Robert Sinclair: Quite a while.
Female: Quite a while? Do you want burnt Schnitzel?
Robert Sinclair: And you know we don’t have carpet in the place, we don’t have insulation in the roof, but we do have a computer, and I feel very lucky that they’ve given me things, whereas they could have had something else themselves. That’s a good dinosaur, Steven. Which one’s that?
[Image changes to Darren inside an Observatory walking up steps to view the telescope]
Darren Kelly: One of the advantages of living in Dubbo is that the Anglo-Australian Telescope is only two hours away. I was lucky enough to spend a week at the Observatory for school work experience. The astronomers were very helpful.
[Image changes to show Lindy and a young man pushing a boat into the water]
Lindy Coulson: Girls aren’t expected to do science, and there’s only three girls in my physics class, that I’m one, and it would be… it’s if one of those was to drop out then it’s likely that one of the other girls would too. If a boy is struggling with science they’ll keep going with it because that’s what’s expected of them, but if a girl is struggling with science she’ll just join her friends in a humanities class, and I think that’s part of the reason why the girls don’t do it, because it’s not expected of them, and if… so if they’re having trouble they just don’t do it. One of the things I enjoy about the science I suppose is that the other people who are good at it tend to be boys, and that my boyfriend is into science and he’s going to be a surgeon, too. Science is where we first connected in any way. One of my friends once said that it was a relationship consisting entirely of mathematical equations.

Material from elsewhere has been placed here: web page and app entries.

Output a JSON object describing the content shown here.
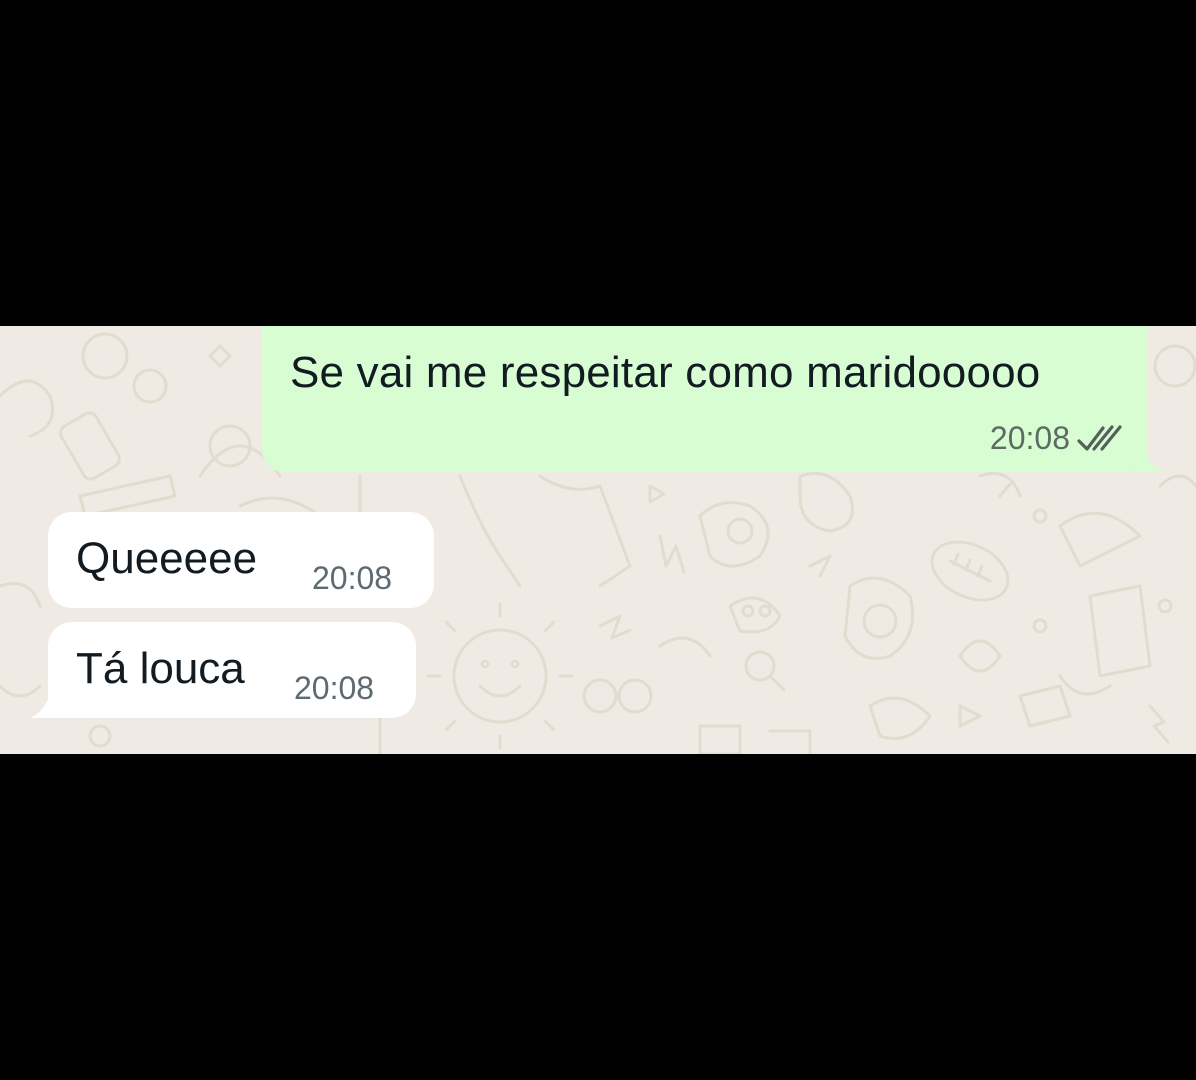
{
  "chat": {
    "messages": [
      {
        "direction": "outgoing",
        "text": "Se vai me respeitar como maridooooo",
        "time": "20:08",
        "status_icon": "double-check-read-icon"
      },
      {
        "direction": "incoming",
        "text": "Queeeee",
        "time": "20:08"
      },
      {
        "direction": "incoming",
        "text": "Tá louca",
        "time": "20:08"
      }
    ]
  },
  "colors": {
    "background_letterbox": "#000000",
    "chat_wallpaper": "#efebe4",
    "outgoing_bubble": "#d9fdd3",
    "incoming_bubble": "#ffffff",
    "text": "#111b21",
    "timestamp": "#5c6b64"
  }
}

[Image changes back to the Darren in the Observatory]
[Text appears: Darren Kelly, Geraldine Milroy, Robert Sinclair, Lindy Coulson, Tim Allen, have all been finalists in the BHP Science Prize]
Darren Kelly: That’s where I live, out there.
[Image changes to show Darren pointing towards the horizon and the camera pans in that direction] Somewhere.
[Credits: script RUSSELL PORTER. photography ROGER SECCOMBE A.C.S]
[Image changes back to Geraldine with the python coiled around her arm]
Geraldine Milroy: The male sinks his teeth into her, and she’s got signs of that, so I’m pretty sure that she’s pregnant.
[Credits: sound recording ROBERT KERTON, CHRIS NOONE. laboratory VICTORIAN FILM LABORATORIES]
Umm. Someone will have to come and help. (Laughs).
Robert Sinclair: Fifty-two again. I think we’ll leave that for the moment.
[Credits: editor TONY PATERSON. associate producer NICK PITSAS]
[Image changes to show Lindy diving into the water and swimming towards some people]
[Credits: direction RUSSELL PORTER, ROGER SECCOMBE]
[Image changes to show Tim Allen walking through wetlands]
[Credits: producer NICK ALEXANDER]
Tim Allen: This sort of time of evening everything really does come alive. The calls, and mixed with the frogs, it’s just like… it’s just totally mindboggling at times.
[Credits: with thanks to: The Broken Hill Proprietary Co. Ltd. Anglo-Australian Telescope. Boomerang Association of Australia. Serendip Wildlife Research Station. State Rail Authority of NSW. University of New South Wales]
[© CSIRO Australia 1984]